A. I don’t think being a part of the big competitions defines a sport at all. I think that if you love this sport, which I think anyone who has been part of the sport would agree,you know that skating is a sport to fall in love with; it doesn’t need to be defined as what it is a part of and it is its own entity. I think that’s the cool thing about skating is it doesn’t have to be part of anything bigger.
Obviously it is a hindrance that every time we try and get into the Olympics, we fail, so it may cause people to think the sport isn’t good enough, but that’s not it. There are a lot of other factors involved in getting into the Olympics beyond whether the sport is cool or not. We already know that skating is good enough in terms or athleticism. So it’s a business with other factors being taken into consideration.
Q. Related to my previous question, fewer people in India are entering into the sport purely because it isn’t part of big competitions. And from what I can tell, in other places too, athletes are moving decisively away from roller skating to ice skating. So what do you think roller skating has to do to retain its skaters, or at the very least convince the athletes to do both ice and roller skating?
A. I think the best thing for roller skating, and I hate to say this, would be to stop trying too hard to get into the Olympics. Like I said, the sport shouldn’t be defined by what bigger competition it is a part of. We still have the World championships which is pretty much the Olympics for us. Obviously unlike the Olympics, there aren’t all the other sports around.
However, having skated in both the Olympics and World Championships myself, I have to say I prefer the World Championships. There are just higher levels of competition at the Worlds with a larger number of skaters. The Olympics limits the skaters at the event so you wouldn’t have all the countries participating in the World Championships. So whether or not a sport is part of the bigger picture should be irrelevant. Becoming a national or World Champion in the sport should be enough.
Q. What should India do to create a World Champion?
A. I think India has the numbers but I don’t think specific knowledge of the types of development that need to happen is here yet. So the techniques and things I’m teaching at the clinic may seem basic but it’s the little details that make the big difference - Quality over Quantity. It’s not about just skating for 3 hours straight but about skating 10 minutes but doing it very very well. So that’s the kind of things I’m teaching.
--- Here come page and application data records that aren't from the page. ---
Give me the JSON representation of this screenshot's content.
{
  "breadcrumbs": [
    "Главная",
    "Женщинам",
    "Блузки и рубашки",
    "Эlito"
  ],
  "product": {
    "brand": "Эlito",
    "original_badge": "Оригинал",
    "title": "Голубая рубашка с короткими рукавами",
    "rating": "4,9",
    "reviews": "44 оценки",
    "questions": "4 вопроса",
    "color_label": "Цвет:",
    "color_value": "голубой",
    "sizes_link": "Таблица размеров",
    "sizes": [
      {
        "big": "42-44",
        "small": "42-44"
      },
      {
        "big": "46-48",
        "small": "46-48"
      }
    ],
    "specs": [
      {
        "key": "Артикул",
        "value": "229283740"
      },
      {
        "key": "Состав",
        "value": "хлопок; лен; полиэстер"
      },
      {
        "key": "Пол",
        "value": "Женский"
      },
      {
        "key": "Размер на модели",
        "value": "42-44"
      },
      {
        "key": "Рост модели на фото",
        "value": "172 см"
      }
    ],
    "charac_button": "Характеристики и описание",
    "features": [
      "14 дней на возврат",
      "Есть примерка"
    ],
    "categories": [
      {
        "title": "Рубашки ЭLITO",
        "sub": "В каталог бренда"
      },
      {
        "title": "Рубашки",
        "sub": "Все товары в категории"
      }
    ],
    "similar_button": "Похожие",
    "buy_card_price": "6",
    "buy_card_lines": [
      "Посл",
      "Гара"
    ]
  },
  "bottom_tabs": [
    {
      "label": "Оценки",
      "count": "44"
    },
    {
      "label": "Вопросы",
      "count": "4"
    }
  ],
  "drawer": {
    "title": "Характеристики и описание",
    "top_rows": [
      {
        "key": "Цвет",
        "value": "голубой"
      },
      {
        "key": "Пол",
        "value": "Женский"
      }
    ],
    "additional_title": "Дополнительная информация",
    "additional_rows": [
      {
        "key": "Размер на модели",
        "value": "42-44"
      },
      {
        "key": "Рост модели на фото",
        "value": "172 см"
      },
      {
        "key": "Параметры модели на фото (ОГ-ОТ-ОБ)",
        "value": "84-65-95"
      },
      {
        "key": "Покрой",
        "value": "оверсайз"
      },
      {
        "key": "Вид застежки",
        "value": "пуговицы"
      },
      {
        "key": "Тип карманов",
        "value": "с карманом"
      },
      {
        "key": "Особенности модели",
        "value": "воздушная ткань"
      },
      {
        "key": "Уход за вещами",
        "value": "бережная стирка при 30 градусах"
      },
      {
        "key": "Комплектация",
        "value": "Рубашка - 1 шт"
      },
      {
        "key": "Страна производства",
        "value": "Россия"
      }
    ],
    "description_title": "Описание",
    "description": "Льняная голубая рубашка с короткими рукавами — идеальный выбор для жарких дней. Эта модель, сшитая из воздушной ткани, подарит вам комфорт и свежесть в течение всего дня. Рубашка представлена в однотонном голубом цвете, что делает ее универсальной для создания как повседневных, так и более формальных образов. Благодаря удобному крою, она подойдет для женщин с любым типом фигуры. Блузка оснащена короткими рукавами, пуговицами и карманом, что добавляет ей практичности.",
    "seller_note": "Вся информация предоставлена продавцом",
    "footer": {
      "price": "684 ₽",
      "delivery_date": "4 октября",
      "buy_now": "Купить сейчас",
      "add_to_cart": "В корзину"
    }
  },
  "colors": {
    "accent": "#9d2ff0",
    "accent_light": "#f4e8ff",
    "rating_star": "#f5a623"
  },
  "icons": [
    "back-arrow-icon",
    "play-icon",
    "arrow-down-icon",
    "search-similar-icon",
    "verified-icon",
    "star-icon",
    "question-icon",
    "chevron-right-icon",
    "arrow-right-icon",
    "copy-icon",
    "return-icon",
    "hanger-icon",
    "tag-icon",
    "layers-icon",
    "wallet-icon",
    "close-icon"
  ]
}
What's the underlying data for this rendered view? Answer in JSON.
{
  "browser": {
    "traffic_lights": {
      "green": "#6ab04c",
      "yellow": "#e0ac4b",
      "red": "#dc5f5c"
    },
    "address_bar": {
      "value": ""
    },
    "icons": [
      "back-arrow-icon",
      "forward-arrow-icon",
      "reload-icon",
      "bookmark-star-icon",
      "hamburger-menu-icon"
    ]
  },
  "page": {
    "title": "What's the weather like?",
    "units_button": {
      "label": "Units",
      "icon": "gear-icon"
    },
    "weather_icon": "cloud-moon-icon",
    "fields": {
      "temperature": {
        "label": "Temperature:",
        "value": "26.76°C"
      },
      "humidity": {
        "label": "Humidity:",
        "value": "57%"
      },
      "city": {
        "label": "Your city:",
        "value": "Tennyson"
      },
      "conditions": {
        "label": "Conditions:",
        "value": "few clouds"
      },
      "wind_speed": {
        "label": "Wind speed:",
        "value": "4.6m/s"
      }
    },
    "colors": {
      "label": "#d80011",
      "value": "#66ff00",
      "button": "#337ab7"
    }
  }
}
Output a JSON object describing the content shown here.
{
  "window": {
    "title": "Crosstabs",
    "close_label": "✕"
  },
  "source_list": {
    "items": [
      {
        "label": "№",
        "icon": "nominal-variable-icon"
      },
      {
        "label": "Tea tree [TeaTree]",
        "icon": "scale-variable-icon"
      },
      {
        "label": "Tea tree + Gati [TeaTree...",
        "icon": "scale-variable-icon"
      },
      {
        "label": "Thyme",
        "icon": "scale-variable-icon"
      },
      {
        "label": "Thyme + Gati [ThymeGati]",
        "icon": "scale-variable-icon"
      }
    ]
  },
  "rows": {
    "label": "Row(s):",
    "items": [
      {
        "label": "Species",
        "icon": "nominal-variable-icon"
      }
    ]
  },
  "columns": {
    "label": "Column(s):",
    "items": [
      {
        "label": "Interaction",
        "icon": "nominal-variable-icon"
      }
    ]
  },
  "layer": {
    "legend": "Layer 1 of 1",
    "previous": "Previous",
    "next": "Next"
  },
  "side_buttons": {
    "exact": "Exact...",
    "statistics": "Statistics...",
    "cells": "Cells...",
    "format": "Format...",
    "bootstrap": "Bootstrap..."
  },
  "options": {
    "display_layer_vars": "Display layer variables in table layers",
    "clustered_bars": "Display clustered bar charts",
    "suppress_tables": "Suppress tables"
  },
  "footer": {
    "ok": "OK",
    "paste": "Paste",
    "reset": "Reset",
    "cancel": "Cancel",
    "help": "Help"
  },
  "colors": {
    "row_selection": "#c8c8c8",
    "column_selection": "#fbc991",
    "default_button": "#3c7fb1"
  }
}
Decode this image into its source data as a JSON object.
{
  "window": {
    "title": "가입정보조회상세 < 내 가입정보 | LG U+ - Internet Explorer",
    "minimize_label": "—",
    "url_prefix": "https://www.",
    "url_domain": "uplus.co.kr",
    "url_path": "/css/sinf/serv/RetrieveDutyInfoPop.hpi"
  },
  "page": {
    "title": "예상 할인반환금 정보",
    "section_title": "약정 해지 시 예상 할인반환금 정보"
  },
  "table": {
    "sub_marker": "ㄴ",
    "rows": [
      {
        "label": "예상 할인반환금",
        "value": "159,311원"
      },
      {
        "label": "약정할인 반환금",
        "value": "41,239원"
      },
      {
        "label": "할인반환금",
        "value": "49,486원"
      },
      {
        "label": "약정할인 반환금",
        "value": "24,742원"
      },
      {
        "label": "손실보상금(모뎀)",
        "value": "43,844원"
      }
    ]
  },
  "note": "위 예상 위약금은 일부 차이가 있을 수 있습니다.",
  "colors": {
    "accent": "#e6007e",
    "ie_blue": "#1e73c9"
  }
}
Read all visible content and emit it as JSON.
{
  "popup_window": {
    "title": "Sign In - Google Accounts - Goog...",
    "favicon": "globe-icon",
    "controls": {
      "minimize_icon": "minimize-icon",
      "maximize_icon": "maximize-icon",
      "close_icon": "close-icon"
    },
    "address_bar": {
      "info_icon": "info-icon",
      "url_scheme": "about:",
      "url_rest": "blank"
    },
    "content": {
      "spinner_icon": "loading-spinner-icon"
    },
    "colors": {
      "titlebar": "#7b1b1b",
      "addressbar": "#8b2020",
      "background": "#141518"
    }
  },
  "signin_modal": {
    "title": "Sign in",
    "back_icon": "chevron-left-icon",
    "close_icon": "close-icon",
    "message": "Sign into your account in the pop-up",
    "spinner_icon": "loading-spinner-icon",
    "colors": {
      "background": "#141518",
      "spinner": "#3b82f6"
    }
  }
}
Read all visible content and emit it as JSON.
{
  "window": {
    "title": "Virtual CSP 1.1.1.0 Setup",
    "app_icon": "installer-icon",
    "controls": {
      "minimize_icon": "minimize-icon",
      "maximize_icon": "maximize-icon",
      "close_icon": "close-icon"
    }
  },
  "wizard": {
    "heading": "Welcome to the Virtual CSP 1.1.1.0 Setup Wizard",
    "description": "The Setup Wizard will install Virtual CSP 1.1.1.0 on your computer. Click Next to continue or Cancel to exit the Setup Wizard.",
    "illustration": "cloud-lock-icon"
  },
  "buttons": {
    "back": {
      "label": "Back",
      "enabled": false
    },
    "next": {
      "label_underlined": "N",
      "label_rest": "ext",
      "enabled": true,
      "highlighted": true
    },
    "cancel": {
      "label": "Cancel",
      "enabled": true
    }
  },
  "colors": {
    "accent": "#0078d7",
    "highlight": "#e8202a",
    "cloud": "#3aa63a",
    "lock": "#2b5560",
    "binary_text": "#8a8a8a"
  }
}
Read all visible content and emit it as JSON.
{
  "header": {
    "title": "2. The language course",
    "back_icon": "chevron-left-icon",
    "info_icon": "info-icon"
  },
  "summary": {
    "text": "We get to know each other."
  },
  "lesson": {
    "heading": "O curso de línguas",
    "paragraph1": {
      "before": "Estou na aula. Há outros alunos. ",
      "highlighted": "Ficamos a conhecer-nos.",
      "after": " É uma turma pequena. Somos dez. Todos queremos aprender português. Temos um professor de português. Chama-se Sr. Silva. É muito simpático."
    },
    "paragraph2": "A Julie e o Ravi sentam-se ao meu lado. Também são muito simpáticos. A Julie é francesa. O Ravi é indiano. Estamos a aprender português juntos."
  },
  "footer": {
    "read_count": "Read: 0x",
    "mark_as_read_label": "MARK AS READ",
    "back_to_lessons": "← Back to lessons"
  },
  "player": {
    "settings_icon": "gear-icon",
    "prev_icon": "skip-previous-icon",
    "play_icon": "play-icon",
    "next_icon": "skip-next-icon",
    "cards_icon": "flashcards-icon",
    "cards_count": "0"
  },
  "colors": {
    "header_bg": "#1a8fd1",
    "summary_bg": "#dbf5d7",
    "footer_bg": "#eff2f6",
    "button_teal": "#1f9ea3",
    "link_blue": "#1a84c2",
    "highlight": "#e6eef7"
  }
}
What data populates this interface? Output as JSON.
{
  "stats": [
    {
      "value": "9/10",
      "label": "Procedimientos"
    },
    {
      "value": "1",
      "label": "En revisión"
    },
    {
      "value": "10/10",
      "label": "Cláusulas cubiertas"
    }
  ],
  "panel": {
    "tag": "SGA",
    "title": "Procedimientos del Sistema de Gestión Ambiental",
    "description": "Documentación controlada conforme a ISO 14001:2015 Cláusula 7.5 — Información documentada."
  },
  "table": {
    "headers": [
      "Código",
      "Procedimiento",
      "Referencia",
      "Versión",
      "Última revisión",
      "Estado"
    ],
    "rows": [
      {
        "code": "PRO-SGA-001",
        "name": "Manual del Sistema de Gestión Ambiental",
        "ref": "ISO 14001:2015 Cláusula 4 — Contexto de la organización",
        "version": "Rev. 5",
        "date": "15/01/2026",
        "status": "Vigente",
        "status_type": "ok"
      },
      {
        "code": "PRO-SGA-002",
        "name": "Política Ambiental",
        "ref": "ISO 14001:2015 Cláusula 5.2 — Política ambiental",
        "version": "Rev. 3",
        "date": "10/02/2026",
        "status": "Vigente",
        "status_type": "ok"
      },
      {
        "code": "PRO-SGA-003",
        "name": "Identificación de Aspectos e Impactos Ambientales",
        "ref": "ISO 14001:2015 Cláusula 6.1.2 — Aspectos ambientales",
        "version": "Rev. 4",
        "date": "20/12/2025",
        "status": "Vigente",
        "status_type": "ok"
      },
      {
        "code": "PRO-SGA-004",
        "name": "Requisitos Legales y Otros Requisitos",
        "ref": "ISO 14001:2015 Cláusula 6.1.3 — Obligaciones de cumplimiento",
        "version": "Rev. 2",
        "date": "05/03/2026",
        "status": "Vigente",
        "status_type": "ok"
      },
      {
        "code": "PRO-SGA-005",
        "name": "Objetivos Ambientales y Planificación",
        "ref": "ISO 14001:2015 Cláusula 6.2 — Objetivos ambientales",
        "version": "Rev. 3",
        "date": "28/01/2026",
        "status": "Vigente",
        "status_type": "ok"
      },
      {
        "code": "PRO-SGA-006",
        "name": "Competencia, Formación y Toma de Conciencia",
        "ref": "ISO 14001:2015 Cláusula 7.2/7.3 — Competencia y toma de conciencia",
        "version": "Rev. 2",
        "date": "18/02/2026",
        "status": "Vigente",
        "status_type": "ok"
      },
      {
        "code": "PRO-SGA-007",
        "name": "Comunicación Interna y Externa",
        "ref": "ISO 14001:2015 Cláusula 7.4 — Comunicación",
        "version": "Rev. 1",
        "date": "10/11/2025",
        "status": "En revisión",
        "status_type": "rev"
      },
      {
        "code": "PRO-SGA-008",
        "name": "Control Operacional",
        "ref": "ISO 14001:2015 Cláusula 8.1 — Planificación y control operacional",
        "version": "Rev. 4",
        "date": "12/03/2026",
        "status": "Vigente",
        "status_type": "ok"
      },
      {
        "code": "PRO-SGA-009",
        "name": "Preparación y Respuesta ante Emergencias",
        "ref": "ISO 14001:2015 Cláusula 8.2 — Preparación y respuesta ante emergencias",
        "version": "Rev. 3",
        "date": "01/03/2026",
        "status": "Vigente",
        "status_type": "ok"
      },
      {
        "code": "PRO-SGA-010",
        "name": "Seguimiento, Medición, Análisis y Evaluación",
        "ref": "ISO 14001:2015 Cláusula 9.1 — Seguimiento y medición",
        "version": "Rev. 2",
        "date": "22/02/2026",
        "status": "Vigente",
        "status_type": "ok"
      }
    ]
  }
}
I’m not saying there aren’t good coaches because like I said I don’t know enough about the coaches here, but in the US the coaches that take things slow and really teach how to skate produce more champions than those who just send the kids out and watch. Could you develop champions that way? Possibly. Sometimes you’ll have one good kid who just learns by himself and becomes a champion. But if you want to elevate the whole country, you have to really take the time to learn the art of skating.
Skating is about finesse, not just about going out and pushing hard. It’s also pushing hard, but only together with a lot of other things.
Q. Based on your experiences here, do you think you’ll come back to India to teach a few more clinics in the coming years?
A. Yeah I’d love to. Next year if the people want me to and if it makes sense. We’ll have to figure out the criteria and the cities, but yeah. I would really like to come back.